“It’s been a nice distraction for him. I think it’s been good for him to get into camp and get his head on his preparation for this game.”

Speaking about Queensland’s likely approach, Smith said: “We just want to be careful with the width that we play and the style of footy we play.

“We don’t want to be too expansive in game one and turn the ball over and get put into touch.”

Meanwhile, Storm coach Craig Bellamy yesterday admitted that backing up after a long break has been a problem at the club for “18 months, even two years”.

He said on Sunday night he expected Cronulla five-eighth Todd Carney to be “out to prove a few people wrong over his Origin non-selection” when the sides clash at AAMI Park.

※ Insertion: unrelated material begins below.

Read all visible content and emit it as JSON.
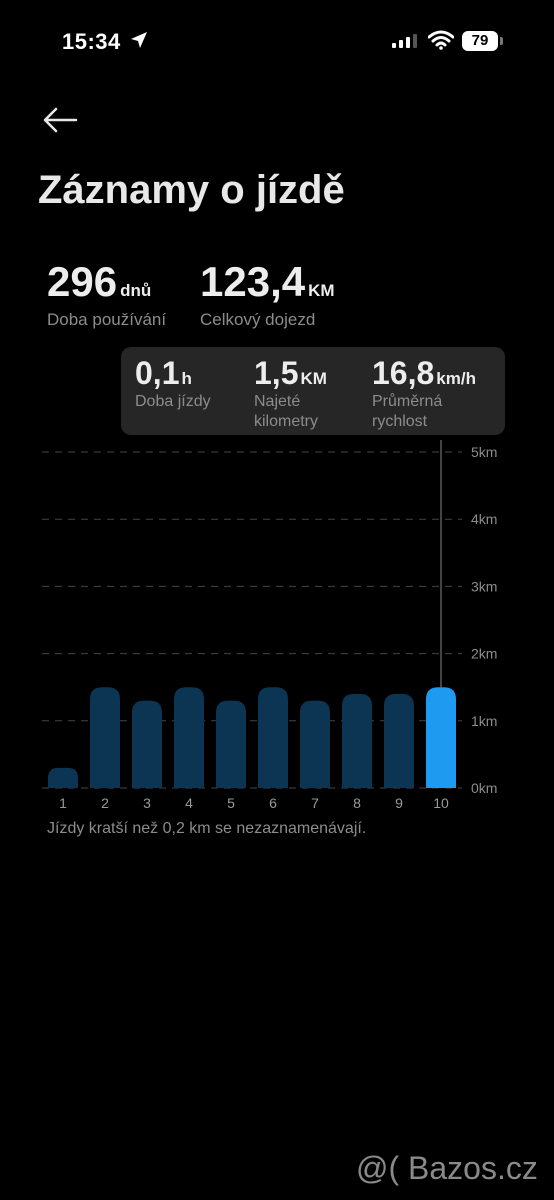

Bellamy said he was “a bit surprised” by Carney’s snubbing but “there’s no-one better than Laurie Daley to pick the NSW five-eighth”.

The coach said he would have little hesitation in resting Origin players who pulled up sore, and stressed he was eager to give stalwart Brett Finch a game somewhere.

“(The season) has been frustrating for him but it’s been frustrating for me too because he definitely deserves a place there,” Bellamy said.

“Last year, I don’t think the non-Origin players stepped up as well as they usually do. That was definitely an issue.”

Filed for: THE AGE

Bellamy Slams Storm

Melbourne - Craig BellamyBy STEVE MASCORD

MELBOURNE are only playing football when they are in trouble and defending poorly on both sides of the field, according to their coach Craig Bellamy.

Bellamy has backed captain Cameron Smith’s criticism of the Storm’s attitude in the wake of the streak-ending 24-20 loss to Canberra but also pointed to technical problems.

The Melbourne threequarterline missed a combined 15 tackles at AAMI Park on Saturday

“You don’t mind getting beaten but I just thought we’ve been asking for that result for a few weeks.” Bellamy says.

“Our last couple of games, particularly at home, we’ve only started playing with a bit of enthusiasm, determination and commitment when we’ve got behind.

“That’s been a bit of a trend … we ran out of luck.

“We’ve got to make sure we get some 80 minute performances and not just start playing when we’re in trouble.”

Problem two: giving away cheap penalties. “We had Canberra down on their tryline three times in the first half and gave away a cheap penalty, just for not being back the 10 or going too early,” he said.

“That’s not what we do. We let them off the hook, we didn’t build any pressure.”

Problem three: defence. “That’s one thing. Some of their tries out wide … I don’t know whether soft’s the right word but they were too easy.

“We certainly weren’t working together, on the left edge in the first half and the right edge in the second.

“Having said that, it’s not an easy position to defend in – the centres and the wing. You’ve always got decisions to make. The big guys in the middle, it’s easier, they’ve got to tackle someone running straight at them.

“When you make decisions you’ve got to make them together and we certainly didn’t do that so it’s something we’ll be working on.’

Filed for: RUGBY LEAGUE WEEK